▸ Activity:
Check each line of the records below and collect those that include the word "chiphell".
=== Section Start ===
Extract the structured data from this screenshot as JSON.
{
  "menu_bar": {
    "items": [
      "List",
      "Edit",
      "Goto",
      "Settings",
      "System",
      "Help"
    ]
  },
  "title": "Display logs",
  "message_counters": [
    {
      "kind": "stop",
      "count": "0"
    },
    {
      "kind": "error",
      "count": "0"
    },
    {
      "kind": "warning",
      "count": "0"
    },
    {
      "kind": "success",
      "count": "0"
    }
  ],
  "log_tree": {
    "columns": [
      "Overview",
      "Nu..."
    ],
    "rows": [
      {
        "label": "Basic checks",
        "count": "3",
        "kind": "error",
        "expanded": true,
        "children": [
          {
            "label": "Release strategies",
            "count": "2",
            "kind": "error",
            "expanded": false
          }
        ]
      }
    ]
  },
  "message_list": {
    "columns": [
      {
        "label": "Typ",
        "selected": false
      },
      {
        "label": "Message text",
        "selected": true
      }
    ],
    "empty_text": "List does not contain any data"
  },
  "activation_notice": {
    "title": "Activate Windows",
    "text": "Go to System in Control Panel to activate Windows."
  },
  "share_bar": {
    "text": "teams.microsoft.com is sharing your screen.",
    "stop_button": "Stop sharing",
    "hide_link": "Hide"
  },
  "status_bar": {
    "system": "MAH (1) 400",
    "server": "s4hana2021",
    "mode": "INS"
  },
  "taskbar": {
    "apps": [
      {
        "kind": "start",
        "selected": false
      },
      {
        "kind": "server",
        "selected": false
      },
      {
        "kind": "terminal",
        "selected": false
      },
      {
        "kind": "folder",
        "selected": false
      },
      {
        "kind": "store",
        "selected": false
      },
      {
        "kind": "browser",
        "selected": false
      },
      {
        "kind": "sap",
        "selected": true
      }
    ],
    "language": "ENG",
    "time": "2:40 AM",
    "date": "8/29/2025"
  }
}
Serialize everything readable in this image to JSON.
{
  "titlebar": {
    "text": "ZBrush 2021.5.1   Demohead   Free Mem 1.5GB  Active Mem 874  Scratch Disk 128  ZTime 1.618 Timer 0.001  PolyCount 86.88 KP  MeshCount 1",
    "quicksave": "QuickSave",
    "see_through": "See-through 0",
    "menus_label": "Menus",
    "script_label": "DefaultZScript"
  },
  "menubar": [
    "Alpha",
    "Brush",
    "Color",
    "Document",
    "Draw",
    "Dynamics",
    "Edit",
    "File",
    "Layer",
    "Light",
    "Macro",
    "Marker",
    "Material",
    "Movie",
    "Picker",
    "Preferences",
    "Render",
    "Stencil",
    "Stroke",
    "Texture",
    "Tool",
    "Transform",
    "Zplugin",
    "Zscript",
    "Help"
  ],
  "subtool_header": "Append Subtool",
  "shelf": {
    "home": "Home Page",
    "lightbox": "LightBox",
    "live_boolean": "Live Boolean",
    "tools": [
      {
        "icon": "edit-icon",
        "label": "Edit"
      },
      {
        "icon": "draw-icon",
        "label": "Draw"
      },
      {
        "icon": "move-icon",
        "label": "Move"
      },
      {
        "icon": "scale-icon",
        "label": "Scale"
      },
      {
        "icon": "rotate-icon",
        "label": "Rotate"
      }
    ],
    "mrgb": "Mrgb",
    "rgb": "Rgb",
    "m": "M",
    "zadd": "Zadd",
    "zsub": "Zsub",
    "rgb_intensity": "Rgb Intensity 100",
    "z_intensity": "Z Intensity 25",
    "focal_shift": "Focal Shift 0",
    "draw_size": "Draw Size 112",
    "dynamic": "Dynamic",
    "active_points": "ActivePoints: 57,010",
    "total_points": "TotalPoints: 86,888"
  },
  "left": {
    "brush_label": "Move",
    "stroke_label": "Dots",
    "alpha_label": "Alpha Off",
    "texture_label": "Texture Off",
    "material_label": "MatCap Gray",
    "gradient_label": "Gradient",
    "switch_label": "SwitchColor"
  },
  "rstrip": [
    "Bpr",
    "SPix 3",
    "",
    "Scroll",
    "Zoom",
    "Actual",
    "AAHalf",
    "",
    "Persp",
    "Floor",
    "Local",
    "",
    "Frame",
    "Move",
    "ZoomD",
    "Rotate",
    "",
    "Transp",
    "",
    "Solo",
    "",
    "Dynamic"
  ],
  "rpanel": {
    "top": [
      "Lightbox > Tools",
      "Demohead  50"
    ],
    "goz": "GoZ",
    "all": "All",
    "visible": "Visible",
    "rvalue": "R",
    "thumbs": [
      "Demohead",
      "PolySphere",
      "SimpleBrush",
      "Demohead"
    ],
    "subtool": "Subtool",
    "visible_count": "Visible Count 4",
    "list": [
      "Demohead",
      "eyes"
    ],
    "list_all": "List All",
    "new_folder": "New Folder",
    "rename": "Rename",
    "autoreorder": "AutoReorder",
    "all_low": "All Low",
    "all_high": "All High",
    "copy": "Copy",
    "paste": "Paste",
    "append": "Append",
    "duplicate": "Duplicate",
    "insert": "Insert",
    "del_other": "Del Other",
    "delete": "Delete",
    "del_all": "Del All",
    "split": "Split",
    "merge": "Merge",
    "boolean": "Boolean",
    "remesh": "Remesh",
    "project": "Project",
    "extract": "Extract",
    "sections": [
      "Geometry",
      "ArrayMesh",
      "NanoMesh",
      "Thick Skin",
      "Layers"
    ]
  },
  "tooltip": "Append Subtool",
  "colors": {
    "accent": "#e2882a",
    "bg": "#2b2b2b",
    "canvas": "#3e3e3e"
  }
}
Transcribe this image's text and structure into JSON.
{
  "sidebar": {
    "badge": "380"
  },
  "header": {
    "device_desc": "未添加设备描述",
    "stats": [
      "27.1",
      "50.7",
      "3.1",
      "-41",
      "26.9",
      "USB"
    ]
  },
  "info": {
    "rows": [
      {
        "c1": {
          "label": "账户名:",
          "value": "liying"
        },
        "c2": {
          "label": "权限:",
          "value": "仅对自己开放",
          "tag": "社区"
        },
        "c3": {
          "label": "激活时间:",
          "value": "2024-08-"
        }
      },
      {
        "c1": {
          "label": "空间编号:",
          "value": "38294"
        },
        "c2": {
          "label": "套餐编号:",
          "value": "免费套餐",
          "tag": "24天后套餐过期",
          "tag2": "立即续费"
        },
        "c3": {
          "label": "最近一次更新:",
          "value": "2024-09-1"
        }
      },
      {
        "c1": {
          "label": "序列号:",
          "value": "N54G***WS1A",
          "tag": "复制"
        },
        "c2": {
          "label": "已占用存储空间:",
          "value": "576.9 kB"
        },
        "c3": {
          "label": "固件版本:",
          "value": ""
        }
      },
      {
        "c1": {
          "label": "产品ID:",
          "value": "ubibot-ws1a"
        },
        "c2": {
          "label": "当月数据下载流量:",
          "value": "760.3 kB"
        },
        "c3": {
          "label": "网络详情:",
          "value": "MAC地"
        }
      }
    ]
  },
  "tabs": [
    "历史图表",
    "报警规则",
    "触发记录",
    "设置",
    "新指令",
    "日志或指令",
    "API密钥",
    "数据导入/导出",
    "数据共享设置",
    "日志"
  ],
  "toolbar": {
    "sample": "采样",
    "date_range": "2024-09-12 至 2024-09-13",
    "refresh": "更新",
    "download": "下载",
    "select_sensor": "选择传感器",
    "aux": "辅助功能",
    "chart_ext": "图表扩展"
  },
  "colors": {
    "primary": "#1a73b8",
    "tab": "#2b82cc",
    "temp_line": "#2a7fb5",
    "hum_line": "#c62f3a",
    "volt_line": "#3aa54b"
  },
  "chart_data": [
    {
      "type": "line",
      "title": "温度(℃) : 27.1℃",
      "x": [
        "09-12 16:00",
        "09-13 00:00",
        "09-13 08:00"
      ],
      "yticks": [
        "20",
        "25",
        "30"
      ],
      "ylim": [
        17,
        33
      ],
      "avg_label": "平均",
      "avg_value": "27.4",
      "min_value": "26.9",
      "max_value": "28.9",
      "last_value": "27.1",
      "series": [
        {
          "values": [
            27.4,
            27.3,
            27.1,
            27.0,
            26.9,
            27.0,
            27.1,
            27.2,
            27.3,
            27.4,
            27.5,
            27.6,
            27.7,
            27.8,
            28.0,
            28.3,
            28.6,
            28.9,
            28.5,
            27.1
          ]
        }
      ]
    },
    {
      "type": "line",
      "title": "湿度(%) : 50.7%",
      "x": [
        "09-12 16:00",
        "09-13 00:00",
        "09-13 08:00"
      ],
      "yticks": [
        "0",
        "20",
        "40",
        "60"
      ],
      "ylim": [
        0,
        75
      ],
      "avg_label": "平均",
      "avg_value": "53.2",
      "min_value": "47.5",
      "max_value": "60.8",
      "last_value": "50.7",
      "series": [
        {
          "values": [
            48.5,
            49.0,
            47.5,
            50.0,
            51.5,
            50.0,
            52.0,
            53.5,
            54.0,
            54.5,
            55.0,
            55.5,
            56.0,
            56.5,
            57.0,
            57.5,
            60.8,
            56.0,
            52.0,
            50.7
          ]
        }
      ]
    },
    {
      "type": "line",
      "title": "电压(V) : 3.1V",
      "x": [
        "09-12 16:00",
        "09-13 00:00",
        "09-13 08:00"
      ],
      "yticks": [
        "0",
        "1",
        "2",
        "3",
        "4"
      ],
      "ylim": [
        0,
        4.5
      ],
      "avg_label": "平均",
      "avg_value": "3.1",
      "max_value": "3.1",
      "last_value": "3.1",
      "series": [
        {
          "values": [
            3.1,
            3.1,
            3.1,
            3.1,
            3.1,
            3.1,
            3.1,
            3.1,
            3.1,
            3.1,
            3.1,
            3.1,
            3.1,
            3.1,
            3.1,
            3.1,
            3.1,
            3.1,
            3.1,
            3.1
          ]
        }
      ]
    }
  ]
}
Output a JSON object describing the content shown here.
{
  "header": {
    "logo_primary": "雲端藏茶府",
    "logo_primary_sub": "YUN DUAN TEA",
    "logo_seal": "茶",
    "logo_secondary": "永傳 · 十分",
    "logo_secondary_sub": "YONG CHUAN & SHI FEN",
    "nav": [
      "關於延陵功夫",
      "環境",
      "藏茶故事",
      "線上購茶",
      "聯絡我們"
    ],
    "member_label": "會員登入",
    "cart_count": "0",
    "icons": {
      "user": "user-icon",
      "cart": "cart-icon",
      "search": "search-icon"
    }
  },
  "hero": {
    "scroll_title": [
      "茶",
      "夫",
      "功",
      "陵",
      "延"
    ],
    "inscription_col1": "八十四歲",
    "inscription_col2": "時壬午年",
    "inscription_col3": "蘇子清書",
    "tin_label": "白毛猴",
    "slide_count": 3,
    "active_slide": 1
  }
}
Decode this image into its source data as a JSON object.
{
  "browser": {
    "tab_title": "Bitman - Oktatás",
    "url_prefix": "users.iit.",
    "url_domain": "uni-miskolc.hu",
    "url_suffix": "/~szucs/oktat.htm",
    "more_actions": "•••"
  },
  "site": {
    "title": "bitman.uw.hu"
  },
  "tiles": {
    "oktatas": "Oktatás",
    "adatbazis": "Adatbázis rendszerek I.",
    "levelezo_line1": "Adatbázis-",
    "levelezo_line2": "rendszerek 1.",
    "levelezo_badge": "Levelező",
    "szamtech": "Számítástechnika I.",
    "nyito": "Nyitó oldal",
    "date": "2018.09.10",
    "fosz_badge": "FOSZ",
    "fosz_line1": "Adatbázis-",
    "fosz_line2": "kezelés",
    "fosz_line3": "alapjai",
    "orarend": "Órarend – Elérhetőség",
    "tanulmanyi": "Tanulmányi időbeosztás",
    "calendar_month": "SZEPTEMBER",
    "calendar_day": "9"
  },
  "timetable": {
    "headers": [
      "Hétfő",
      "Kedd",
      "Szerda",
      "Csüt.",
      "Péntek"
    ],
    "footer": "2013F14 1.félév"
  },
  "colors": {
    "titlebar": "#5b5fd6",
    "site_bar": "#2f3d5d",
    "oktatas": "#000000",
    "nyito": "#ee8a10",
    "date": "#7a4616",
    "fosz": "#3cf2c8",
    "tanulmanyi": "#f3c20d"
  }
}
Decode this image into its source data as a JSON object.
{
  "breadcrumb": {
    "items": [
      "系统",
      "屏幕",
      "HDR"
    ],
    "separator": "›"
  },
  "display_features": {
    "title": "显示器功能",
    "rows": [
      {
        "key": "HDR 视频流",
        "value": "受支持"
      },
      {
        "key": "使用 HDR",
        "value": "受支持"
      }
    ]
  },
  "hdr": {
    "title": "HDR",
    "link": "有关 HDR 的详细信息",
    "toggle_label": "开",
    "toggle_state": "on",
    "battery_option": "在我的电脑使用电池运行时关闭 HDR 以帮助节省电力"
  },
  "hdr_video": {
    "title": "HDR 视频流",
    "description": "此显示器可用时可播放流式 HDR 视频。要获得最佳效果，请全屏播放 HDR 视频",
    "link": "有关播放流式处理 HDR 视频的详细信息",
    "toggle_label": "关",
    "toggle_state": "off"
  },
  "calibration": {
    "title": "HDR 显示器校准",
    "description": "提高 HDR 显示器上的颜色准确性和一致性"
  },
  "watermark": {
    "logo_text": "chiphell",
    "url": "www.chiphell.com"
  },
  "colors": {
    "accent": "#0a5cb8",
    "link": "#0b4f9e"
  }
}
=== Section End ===
▸ Written solution:
    "logo_text": "chiphell",
    "url": "www.chiphell.com"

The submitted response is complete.